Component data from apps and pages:
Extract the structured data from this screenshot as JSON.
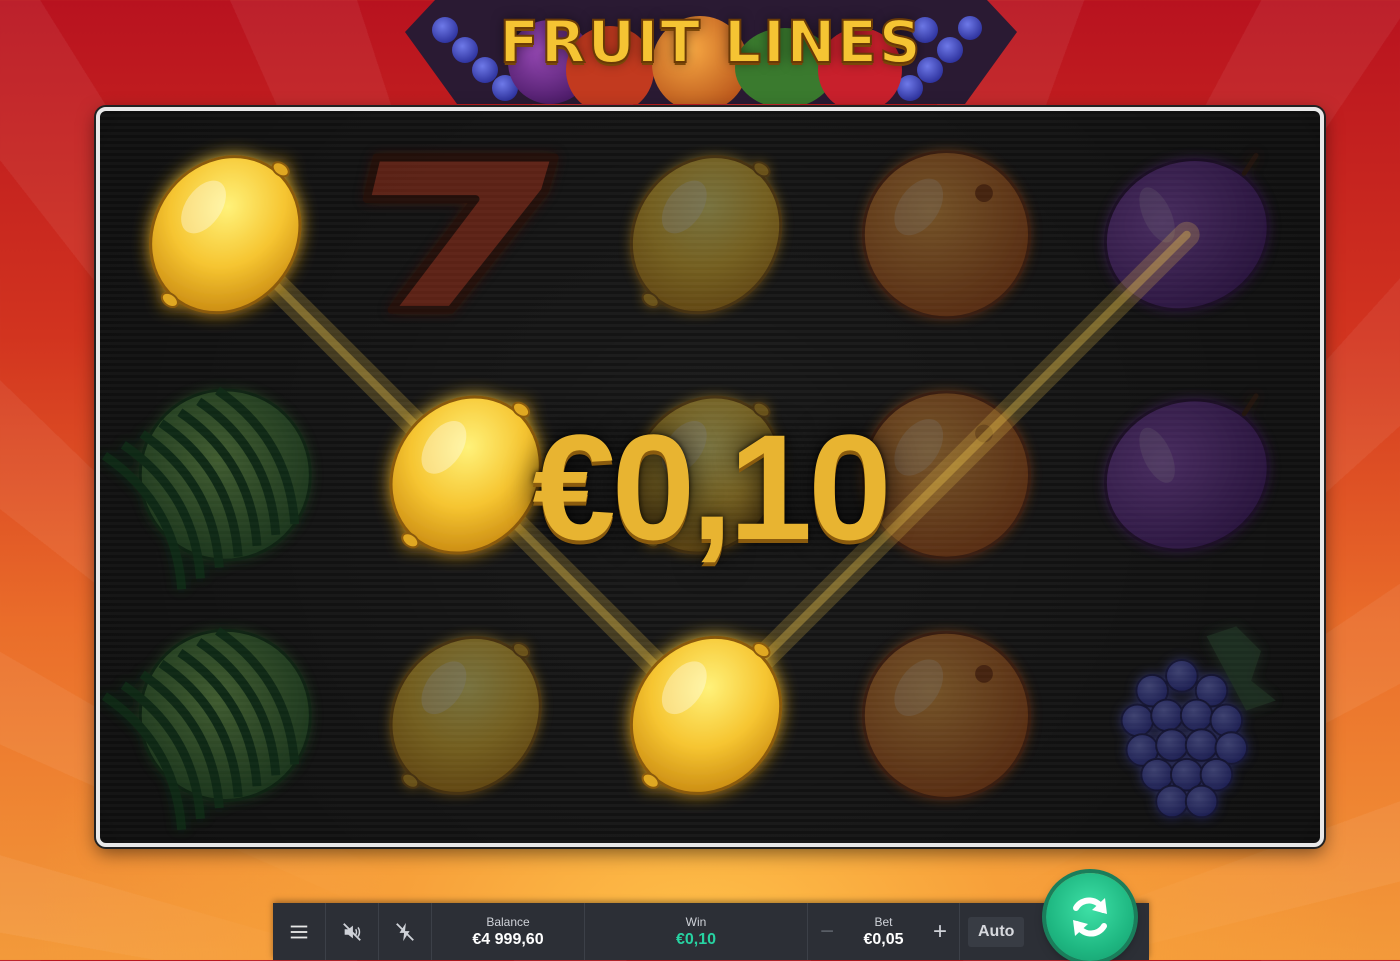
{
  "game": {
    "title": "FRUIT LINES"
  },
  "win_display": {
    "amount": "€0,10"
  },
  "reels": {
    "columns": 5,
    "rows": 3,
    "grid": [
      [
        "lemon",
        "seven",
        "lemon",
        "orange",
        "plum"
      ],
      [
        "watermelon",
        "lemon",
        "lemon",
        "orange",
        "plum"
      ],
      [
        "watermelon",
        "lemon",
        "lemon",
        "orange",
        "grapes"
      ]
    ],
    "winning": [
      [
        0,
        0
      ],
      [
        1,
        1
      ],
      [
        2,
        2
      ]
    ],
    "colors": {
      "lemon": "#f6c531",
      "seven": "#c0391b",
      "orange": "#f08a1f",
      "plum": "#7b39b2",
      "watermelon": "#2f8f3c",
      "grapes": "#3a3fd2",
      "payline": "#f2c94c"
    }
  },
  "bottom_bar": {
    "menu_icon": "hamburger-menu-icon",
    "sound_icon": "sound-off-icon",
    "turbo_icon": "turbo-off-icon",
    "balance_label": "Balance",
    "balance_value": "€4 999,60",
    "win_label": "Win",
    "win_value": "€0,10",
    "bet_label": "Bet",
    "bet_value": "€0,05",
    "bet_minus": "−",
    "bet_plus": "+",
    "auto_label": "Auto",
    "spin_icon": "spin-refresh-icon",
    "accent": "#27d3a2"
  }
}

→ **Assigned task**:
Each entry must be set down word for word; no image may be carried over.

→ **Answer for the task**:
Extract the structured data from this screenshot as JSON.
{
  "game": {
    "title": "FRUIT LINES"
  },
  "win_display": {
    "amount": "€0,10"
  },
  "reels": {
    "columns": 5,
    "rows": 3,
    "grid": [
      [
        "lemon",
        "seven",
        "lemon",
        "orange",
        "plum"
      ],
      [
        "watermelon",
        "lemon",
        "lemon",
        "orange",
        "plum"
      ],
      [
        "watermelon",
        "lemon",
        "lemon",
        "orange",
        "grapes"
      ]
    ],
    "winning": [
      [
        0,
        0
      ],
      [
        1,
        1
      ],
      [
        2,
        2
      ]
    ],
    "colors": {
      "lemon": "#f6c531",
      "seven": "#c0391b",
      "orange": "#f08a1f",
      "plum": "#7b39b2",
      "watermelon": "#2f8f3c",
      "grapes": "#3a3fd2",
      "payline": "#f2c94c"
    }
  },
  "bottom_bar": {
    "menu_icon": "hamburger-menu-icon",
    "sound_icon": "sound-off-icon",
    "turbo_icon": "turbo-off-icon",
    "balance_label": "Balance",
    "balance_value": "€4 999,60",
    "win_label": "Win",
    "win_value": "€0,10",
    "bet_label": "Bet",
    "bet_value": "€0,05",
    "bet_minus": "−",
    "bet_plus": "+",
    "auto_label": "Auto",
    "spin_icon": "spin-refresh-icon",
    "accent": "#27d3a2"
  }
}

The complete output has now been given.